Poor Automatic Teller Machine (ATM) security has made Australia the laughing stock of the world, according to eastern European fraudsters talking to NSW Police.
Criminals say Australia is a soft target because its banks currently do not incorporate EMV (Europay, Mastercard and Visa) chip integration into ATMs, according to NSW Police fraud squad detective superintendent Colin Dyson, speaking at the Cards and Payments Australasia 2011 conference in Sydney today.
EMV chips exist on modern credit cards and are more secure than magnetic strips.
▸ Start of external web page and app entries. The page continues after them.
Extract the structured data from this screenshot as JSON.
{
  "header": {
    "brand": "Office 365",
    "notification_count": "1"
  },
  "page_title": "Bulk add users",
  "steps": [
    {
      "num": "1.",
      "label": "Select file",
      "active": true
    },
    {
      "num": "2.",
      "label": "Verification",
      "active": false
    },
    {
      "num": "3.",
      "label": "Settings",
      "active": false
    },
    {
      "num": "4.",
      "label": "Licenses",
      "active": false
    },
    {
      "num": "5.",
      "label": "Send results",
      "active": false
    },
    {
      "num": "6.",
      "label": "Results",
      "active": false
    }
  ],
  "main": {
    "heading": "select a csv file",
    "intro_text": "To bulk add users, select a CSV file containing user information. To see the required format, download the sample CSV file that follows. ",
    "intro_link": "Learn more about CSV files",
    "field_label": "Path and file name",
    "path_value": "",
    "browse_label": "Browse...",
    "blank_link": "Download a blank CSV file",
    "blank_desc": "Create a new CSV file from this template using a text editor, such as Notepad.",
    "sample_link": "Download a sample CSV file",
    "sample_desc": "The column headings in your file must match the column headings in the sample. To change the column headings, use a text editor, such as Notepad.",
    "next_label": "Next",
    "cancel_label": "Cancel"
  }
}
Integrating the chips into ATMs would eradicate many unsophisticated attacks that exploit magnetic strips, and force fraudsters to attack EMV chips with more complicated man-in-the-middle interception techniques.
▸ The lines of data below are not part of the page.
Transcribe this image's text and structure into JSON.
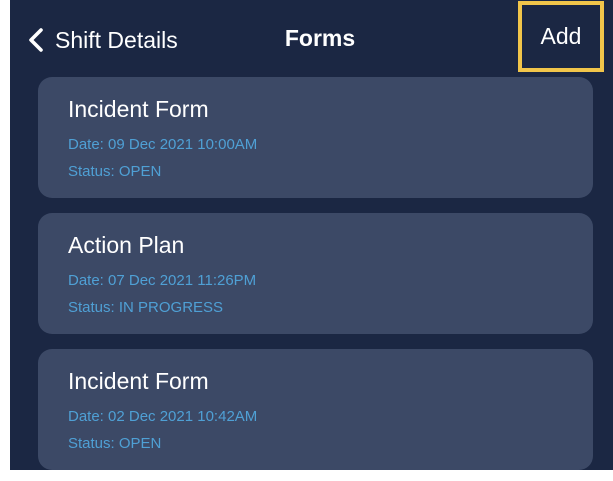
{
  "nav": {
    "back_label": "Shift Details",
    "title": "Forms",
    "add_label": "Add"
  },
  "forms": [
    {
      "title": "Incident Form",
      "date": "Date: 09 Dec 2021 10:00AM",
      "status": "Status: OPEN"
    },
    {
      "title": "Action Plan",
      "date": "Date: 07 Dec 2021 11:26PM",
      "status": "Status: IN PROGRESS"
    },
    {
      "title": "Incident Form",
      "date": "Date: 02 Dec 2021 10:42AM",
      "status": "Status: OPEN"
    }
  ],
  "colors": {
    "background": "#1b2743",
    "card": "#3c4966",
    "accent_text": "#4fa0d5",
    "highlight": "#f1c54a"
  }
}
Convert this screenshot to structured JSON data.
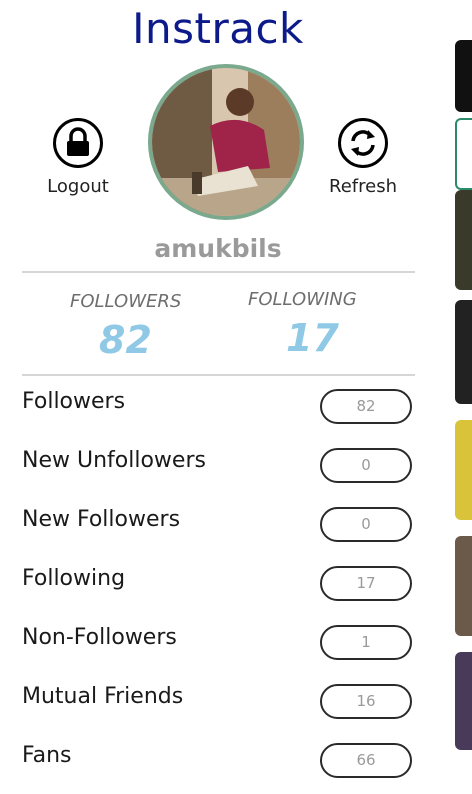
{
  "app": {
    "title": "Instrack"
  },
  "actions": {
    "logout_label": "Logout",
    "refresh_label": "Refresh"
  },
  "profile": {
    "username": "amukbils"
  },
  "stats": {
    "followers_caption": "FOLLOWERS",
    "followers_value": "82",
    "following_caption": "FOLLOWING",
    "following_value": "17"
  },
  "rows": [
    {
      "label": "Followers",
      "value": "82"
    },
    {
      "label": "New Unfollowers",
      "value": "0"
    },
    {
      "label": "New Followers",
      "value": "0"
    },
    {
      "label": "Following",
      "value": "17"
    },
    {
      "label": "Non-Followers",
      "value": "1"
    },
    {
      "label": "Mutual Friends",
      "value": "16"
    },
    {
      "label": "Fans",
      "value": "66"
    }
  ],
  "icons": {
    "logout": "lock-icon",
    "refresh": "refresh-icon"
  },
  "colors": {
    "title": "#0c1a8a",
    "avatar_ring": "#7aa98e",
    "stat_number": "#8fc9e5",
    "username": "#9a9a9a"
  }
}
EMV technology is used in most ATMs across the world, but not currently in Australia.
"Romanian crooks have told us Australia is the laughing stock of the world because of the technology in the banks," Dyson said.
A Pakistan-based fraudster echoed similar claims to the NSW Police.
Australian ATMs must be capable of reading EMV chips by 2014 as a requirement of national law. The Commonwealth Bank already has plans to roll out EMV across its 3400-strong ATM fleet under a three-year project, according to Commonwealth Bank electronic crime executive manager Matthew Keaney.
Visa director of country risk managment Ian McKindley said that Australia, Singapore and New Zealand are the only countries not yet required to have EMV in ATMs.
"I have a real concern for Australia," McKindley said, "because once the United States starts chipping comes online, you know where the fraud is going to migrate."
"We are going to harden the rest of the world against fraud, and criminals will go where it is soft."
But the US is struggling to decide who will foot the bill to move to EMV chips, which will also be installed in point-of-sale terminals.
Visa said credit card counterfeit fraud has dropped 60 per cent thanks to EMV chips.
Many of the fraudulent transactions affecting Australians come from Eastern Europe, where criminals buy credit card details harvested by Australian fraudsters, Dyson said. He added that the proceeds of some 50 to 90 per cent of fraud is sent offshore, and that at least 43 per cent of fraud is identity crime.
He said that there is a limited chance for fraud to be conducted in Australia and details are usually traded with overseas criminals who commit the bogus transactions.
Updated at 4:00pm 28 March 2011: comment from Visa added.